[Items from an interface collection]

=== Section Start ===

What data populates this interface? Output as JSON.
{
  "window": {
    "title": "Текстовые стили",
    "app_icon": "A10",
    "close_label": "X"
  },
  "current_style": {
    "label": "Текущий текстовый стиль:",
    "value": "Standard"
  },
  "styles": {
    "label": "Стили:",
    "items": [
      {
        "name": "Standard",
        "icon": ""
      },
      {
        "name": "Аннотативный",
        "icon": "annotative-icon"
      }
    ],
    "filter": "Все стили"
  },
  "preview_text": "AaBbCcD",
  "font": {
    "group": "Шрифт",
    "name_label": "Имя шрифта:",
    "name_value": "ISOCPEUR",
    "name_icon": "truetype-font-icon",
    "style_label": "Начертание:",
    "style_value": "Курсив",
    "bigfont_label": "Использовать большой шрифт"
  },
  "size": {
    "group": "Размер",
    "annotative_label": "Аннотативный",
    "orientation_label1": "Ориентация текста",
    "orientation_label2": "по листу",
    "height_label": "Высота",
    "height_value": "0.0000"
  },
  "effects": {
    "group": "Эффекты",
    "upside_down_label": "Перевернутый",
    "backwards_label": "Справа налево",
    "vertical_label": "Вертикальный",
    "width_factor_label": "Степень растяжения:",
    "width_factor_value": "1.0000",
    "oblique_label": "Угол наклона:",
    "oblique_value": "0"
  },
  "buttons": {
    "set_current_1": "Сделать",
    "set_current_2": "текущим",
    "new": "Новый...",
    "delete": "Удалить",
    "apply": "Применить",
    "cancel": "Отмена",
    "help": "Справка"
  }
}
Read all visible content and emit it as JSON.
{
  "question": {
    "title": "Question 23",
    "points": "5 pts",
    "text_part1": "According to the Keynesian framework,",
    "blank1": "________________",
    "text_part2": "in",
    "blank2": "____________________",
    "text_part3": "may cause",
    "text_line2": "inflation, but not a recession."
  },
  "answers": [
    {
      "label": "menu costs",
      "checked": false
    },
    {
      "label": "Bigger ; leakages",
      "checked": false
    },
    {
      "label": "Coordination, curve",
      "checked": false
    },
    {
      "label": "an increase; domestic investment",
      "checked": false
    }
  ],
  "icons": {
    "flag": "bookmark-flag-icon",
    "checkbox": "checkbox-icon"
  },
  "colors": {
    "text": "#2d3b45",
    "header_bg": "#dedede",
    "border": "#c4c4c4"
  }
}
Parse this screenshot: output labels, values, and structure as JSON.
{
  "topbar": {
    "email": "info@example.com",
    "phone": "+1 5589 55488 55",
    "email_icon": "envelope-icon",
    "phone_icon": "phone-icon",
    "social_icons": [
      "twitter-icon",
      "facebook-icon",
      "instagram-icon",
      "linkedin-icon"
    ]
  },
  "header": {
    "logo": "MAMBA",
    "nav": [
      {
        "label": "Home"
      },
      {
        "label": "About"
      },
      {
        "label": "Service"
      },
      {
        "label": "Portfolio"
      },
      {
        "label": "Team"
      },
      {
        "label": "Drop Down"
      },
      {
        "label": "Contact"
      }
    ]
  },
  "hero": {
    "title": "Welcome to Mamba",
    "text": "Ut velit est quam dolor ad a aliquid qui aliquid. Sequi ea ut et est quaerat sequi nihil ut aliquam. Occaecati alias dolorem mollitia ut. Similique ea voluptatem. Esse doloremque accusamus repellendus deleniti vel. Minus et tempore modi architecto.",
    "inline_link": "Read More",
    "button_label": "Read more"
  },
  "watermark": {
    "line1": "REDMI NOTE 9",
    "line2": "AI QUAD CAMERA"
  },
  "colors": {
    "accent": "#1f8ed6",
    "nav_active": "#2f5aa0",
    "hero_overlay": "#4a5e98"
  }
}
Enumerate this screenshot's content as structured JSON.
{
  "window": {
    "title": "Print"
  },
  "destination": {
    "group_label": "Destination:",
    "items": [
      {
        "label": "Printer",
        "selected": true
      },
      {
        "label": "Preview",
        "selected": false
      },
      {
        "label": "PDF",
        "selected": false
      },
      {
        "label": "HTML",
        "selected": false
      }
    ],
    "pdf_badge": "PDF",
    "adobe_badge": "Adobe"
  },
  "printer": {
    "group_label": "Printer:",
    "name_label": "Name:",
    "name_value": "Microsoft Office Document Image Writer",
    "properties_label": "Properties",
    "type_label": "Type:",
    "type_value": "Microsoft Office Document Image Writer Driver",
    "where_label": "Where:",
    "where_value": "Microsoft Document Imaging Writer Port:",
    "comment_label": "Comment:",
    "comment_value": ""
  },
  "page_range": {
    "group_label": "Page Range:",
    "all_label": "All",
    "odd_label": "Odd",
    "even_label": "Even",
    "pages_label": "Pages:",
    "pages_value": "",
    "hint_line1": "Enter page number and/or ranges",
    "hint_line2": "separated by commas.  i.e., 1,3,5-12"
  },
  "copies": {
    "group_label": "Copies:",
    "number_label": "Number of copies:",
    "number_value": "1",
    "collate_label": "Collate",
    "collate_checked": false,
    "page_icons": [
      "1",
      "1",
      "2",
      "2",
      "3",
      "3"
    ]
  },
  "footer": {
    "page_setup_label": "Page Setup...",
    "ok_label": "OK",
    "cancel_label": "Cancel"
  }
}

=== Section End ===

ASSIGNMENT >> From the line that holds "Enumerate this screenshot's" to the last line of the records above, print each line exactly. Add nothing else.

ANSWER TO THIS PROBLEM >>
Enumerate this screenshot's content as structured JSON.
{
  "window": {
    "title": "Print"
  },
  "destination": {
    "group_label": "Destination:",
    "items": [
      {
        "label": "Printer",
        "selected": true
      },
      {
        "label": "Preview",
        "selected": false
      },
      {
        "label": "PDF",
        "selected": false
      },
      {
        "label": "HTML",
        "selected": false
      }
    ],
    "pdf_badge": "PDF",
    "adobe_badge": "Adobe"
  },
  "printer": {
    "group_label": "Printer:",
    "name_label": "Name:",
    "name_value": "Microsoft Office Document Image Writer",
    "properties_label": "Properties",
    "type_label": "Type:",
    "type_value": "Microsoft Office Document Image Writer Driver",
    "where_label": "Where:",
    "where_value": "Microsoft Document Imaging Writer Port:",
    "comment_label": "Comment:",
    "comment_value": ""
  },
  "page_range": {
    "group_label": "Page Range:",
    "all_label": "All",
    "odd_label": "Odd",
    "even_label": "Even",
    "pages_label": "Pages:",
    "pages_value": "",
    "hint_line1": "Enter page number and/or ranges",
    "hint_line2": "separated by commas.  i.e., 1,3,5-12"
  },
  "copies": {
    "group_label": "Copies:",
    "number_label": "Number of copies:",
    "number_value": "1",
    "collate_label": "Collate",
    "collate_checked": false,
    "page_icons": [
      "1",
      "1",
      "2",
      "2",
      "3",
      "3"
    ]
  },
  "footer": {
    "page_setup_label": "Page Setup...",
    "ok_label": "OK",
    "cancel_label": "Cancel"
  }
}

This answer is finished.